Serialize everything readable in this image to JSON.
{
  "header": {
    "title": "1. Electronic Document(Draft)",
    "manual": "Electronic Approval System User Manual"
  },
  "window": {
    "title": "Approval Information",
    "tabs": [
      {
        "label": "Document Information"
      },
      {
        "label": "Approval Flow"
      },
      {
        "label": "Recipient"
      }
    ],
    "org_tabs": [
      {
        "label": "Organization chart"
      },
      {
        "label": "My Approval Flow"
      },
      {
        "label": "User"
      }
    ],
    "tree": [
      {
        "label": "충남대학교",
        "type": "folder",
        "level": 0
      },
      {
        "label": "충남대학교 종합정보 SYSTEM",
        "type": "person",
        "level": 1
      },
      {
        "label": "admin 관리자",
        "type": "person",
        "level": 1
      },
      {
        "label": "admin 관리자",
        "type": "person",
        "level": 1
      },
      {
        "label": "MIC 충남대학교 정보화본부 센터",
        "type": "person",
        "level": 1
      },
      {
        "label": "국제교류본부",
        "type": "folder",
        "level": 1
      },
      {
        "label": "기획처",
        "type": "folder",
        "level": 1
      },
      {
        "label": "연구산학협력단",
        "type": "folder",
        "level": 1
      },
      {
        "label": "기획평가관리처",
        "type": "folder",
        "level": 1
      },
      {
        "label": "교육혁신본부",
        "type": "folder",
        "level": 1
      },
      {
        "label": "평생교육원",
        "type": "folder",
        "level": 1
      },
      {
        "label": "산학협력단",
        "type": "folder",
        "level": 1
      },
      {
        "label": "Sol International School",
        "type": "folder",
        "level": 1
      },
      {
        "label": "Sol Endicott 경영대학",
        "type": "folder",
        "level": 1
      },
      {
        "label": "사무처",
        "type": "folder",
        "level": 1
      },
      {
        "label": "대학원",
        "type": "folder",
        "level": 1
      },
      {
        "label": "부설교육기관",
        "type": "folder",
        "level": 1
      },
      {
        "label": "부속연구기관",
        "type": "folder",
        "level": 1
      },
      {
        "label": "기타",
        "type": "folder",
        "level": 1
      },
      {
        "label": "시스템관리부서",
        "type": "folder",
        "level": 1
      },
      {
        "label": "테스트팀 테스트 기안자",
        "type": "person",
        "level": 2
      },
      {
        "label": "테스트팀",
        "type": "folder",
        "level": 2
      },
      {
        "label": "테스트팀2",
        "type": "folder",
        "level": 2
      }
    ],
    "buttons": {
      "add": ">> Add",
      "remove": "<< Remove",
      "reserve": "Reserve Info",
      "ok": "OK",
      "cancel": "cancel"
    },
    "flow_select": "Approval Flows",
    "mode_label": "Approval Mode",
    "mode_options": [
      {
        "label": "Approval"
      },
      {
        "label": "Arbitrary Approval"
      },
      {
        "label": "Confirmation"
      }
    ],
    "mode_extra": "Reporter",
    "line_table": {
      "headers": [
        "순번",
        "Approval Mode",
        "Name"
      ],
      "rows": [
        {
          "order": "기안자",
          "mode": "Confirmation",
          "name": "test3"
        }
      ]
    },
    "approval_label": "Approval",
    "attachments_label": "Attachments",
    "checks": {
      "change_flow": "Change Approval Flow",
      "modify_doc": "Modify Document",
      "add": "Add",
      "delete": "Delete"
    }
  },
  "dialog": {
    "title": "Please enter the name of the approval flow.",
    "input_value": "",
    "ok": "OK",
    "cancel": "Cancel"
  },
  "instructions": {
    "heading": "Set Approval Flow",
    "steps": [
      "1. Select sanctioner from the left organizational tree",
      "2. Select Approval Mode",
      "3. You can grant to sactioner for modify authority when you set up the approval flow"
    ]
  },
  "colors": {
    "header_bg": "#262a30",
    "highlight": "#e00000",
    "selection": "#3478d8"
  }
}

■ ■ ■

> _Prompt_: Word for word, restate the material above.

> _Task solution_:
Serialize everything readable in this image to JSON.
{
  "header": {
    "title": "1. Electronic Document(Draft)",
    "manual": "Electronic Approval System User Manual"
  },
  "window": {
    "title": "Approval Information",
    "tabs": [
      {
        "label": "Document Information"
      },
      {
        "label": "Approval Flow"
      },
      {
        "label": "Recipient"
      }
    ],
    "org_tabs": [
      {
        "label": "Organization chart"
      },
      {
        "label": "My Approval Flow"
      },
      {
        "label": "User"
      }
    ],
    "tree": [
      {
        "label": "충남대학교",
        "type": "folder",
        "level": 0
      },
      {
        "label": "충남대학교 종합정보 SYSTEM",
        "type": "person",
        "level": 1
      },
      {
        "label": "admin 관리자",
        "type": "person",
        "level": 1
      },
      {
        "label": "admin 관리자",
        "type": "person",
        "level": 1
      },
      {
        "label": "MIC 충남대학교 정보화본부 센터",
        "type": "person",
        "level": 1
      },
      {
        "label": "국제교류본부",
        "type": "folder",
        "level": 1
      },
      {
        "label": "기획처",
        "type": "folder",
        "level": 1
      },
      {
        "label": "연구산학협력단",
        "type": "folder",
        "level": 1
      },
      {
        "label": "기획평가관리처",
        "type": "folder",
        "level": 1
      },
      {
        "label": "교육혁신본부",
        "type": "folder",
        "level": 1
      },
      {
        "label": "평생교육원",
        "type": "folder",
        "level": 1
      },
      {
        "label": "산학협력단",
        "type": "folder",
        "level": 1
      },
      {
        "label": "Sol International School",
        "type": "folder",
        "level": 1
      },
      {
        "label": "Sol Endicott 경영대학",
        "type": "folder",
        "level": 1
      },
      {
        "label": "사무처",
        "type": "folder",
        "level": 1
      },
      {
        "label": "대학원",
        "type": "folder",
        "level": 1
      },
      {
        "label": "부설교육기관",
        "type": "folder",
        "level": 1
      },
      {
        "label": "부속연구기관",
        "type": "folder",
        "level": 1
      },
      {
        "label": "기타",
        "type": "folder",
        "level": 1
      },
      {
        "label": "시스템관리부서",
        "type": "folder",
        "level": 1
      },
      {
        "label": "테스트팀 테스트 기안자",
        "type": "person",
        "level": 2
      },
      {
        "label": "테스트팀",
        "type": "folder",
        "level": 2
      },
      {
        "label": "테스트팀2",
        "type": "folder",
        "level": 2
      }
    ],
    "buttons": {
      "add": ">> Add",
      "remove": "<< Remove",
      "reserve": "Reserve Info",
      "ok": "OK",
      "cancel": "cancel"
    },
    "flow_select": "Approval Flows",
    "mode_label": "Approval Mode",
    "mode_options": [
      {
        "label": "Approval"
      },
      {
        "label": "Arbitrary Approval"
      },
      {
        "label": "Confirmation"
      }
    ],
    "mode_extra": "Reporter",
    "line_table": {
      "headers": [
        "순번",
        "Approval Mode",
        "Name"
      ],
      "rows": [
        {
          "order": "기안자",
          "mode": "Confirmation",
          "name": "test3"
        }
      ]
    },
    "approval_label": "Approval",
    "attachments_label": "Attachments",
    "checks": {
      "change_flow": "Change Approval Flow",
      "modify_doc": "Modify Document",
      "add": "Add",
      "delete": "Delete"
    }
  },
  "dialog": {
    "title": "Please enter the name of the approval flow.",
    "input_value": "",
    "ok": "OK",
    "cancel": "Cancel"
  },
  "instructions": {
    "heading": "Set Approval Flow",
    "steps": [
      "1. Select sanctioner from the left organizational tree",
      "2. Select Approval Mode",
      "3. You can grant to sactioner for modify authority when you set up the approval flow"
    ]
  },
  "colors": {
    "header_bg": "#262a30",
    "highlight": "#e00000",
    "selection": "#3478d8"
  }
}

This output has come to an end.